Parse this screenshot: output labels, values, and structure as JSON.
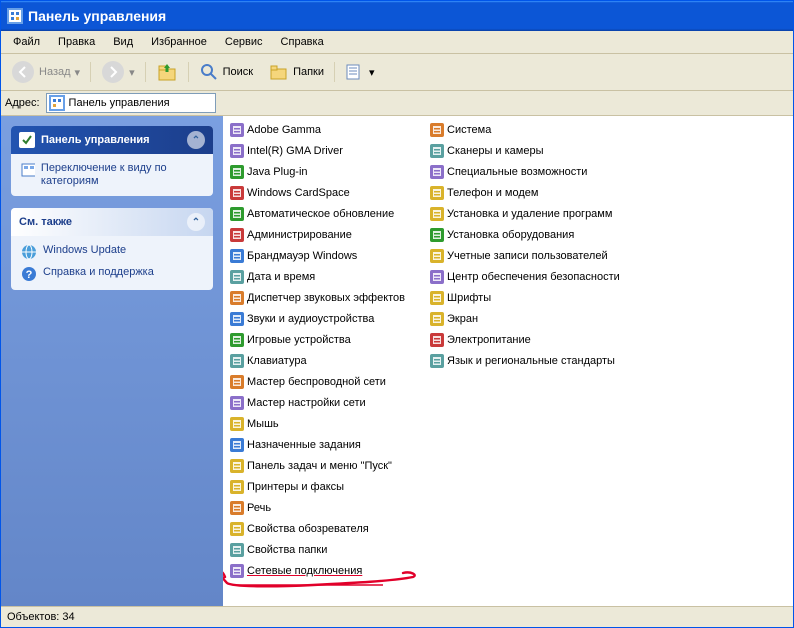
{
  "title": "Панель управления",
  "menu": [
    "Файл",
    "Правка",
    "Вид",
    "Избранное",
    "Сервис",
    "Справка"
  ],
  "toolbar": {
    "back": "Назад",
    "search": "Поиск",
    "folders": "Папки"
  },
  "address": {
    "label": "Адрес:",
    "value": "Панель управления"
  },
  "side_panel1": {
    "title": "Панель управления",
    "link": "Переключение к виду по категориям"
  },
  "side_panel2": {
    "title": "См. также",
    "link1": "Windows Update",
    "link2": "Справка и поддержка"
  },
  "col1": [
    "Adobe Gamma",
    "Intel(R) GMA Driver",
    "Java Plug-in",
    "Windows CardSpace",
    "Автоматическое обновление",
    "Администрирование",
    "Брандмауэр Windows",
    "Дата и время",
    "Диспетчер звуковых эффектов",
    "Звуки и аудиоустройства",
    "Игровые устройства",
    "Клавиатура",
    "Мастер беспроводной сети",
    "Мастер настройки сети",
    "Мышь",
    "Назначенные задания",
    "Панель задач и меню \"Пуск\"",
    "Принтеры и факсы",
    "Речь",
    "Свойства обозревателя",
    "Свойства папки",
    "Сетевые подключения"
  ],
  "col2": [
    "Система",
    "Сканеры и камеры",
    "Специальные возможности",
    "Телефон и модем",
    "Установка и удаление программ",
    "Установка оборудования",
    "Учетные записи пользователей",
    "Центр обеспечения безопасности",
    "Шрифты",
    "Экран",
    "Электропитание",
    "Язык и региональные стандарты"
  ],
  "status": "Объектов: 34"
}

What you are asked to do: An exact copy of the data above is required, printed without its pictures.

Task answer:
Parse this screenshot: output labels, values, and structure as JSON.
{
  "title": "Панель управления",
  "menu": [
    "Файл",
    "Правка",
    "Вид",
    "Избранное",
    "Сервис",
    "Справка"
  ],
  "toolbar": {
    "back": "Назад",
    "search": "Поиск",
    "folders": "Папки"
  },
  "address": {
    "label": "Адрес:",
    "value": "Панель управления"
  },
  "side_panel1": {
    "title": "Панель управления",
    "link": "Переключение к виду по категориям"
  },
  "side_panel2": {
    "title": "См. также",
    "link1": "Windows Update",
    "link2": "Справка и поддержка"
  },
  "col1": [
    "Adobe Gamma",
    "Intel(R) GMA Driver",
    "Java Plug-in",
    "Windows CardSpace",
    "Автоматическое обновление",
    "Администрирование",
    "Брандмауэр Windows",
    "Дата и время",
    "Диспетчер звуковых эффектов",
    "Звуки и аудиоустройства",
    "Игровые устройства",
    "Клавиатура",
    "Мастер беспроводной сети",
    "Мастер настройки сети",
    "Мышь",
    "Назначенные задания",
    "Панель задач и меню \"Пуск\"",
    "Принтеры и факсы",
    "Речь",
    "Свойства обозревателя",
    "Свойства папки",
    "Сетевые подключения"
  ],
  "col2": [
    "Система",
    "Сканеры и камеры",
    "Специальные возможности",
    "Телефон и модем",
    "Установка и удаление программ",
    "Установка оборудования",
    "Учетные записи пользователей",
    "Центр обеспечения безопасности",
    "Шрифты",
    "Экран",
    "Электропитание",
    "Язык и региональные стандарты"
  ],
  "status": "Объектов: 34"
}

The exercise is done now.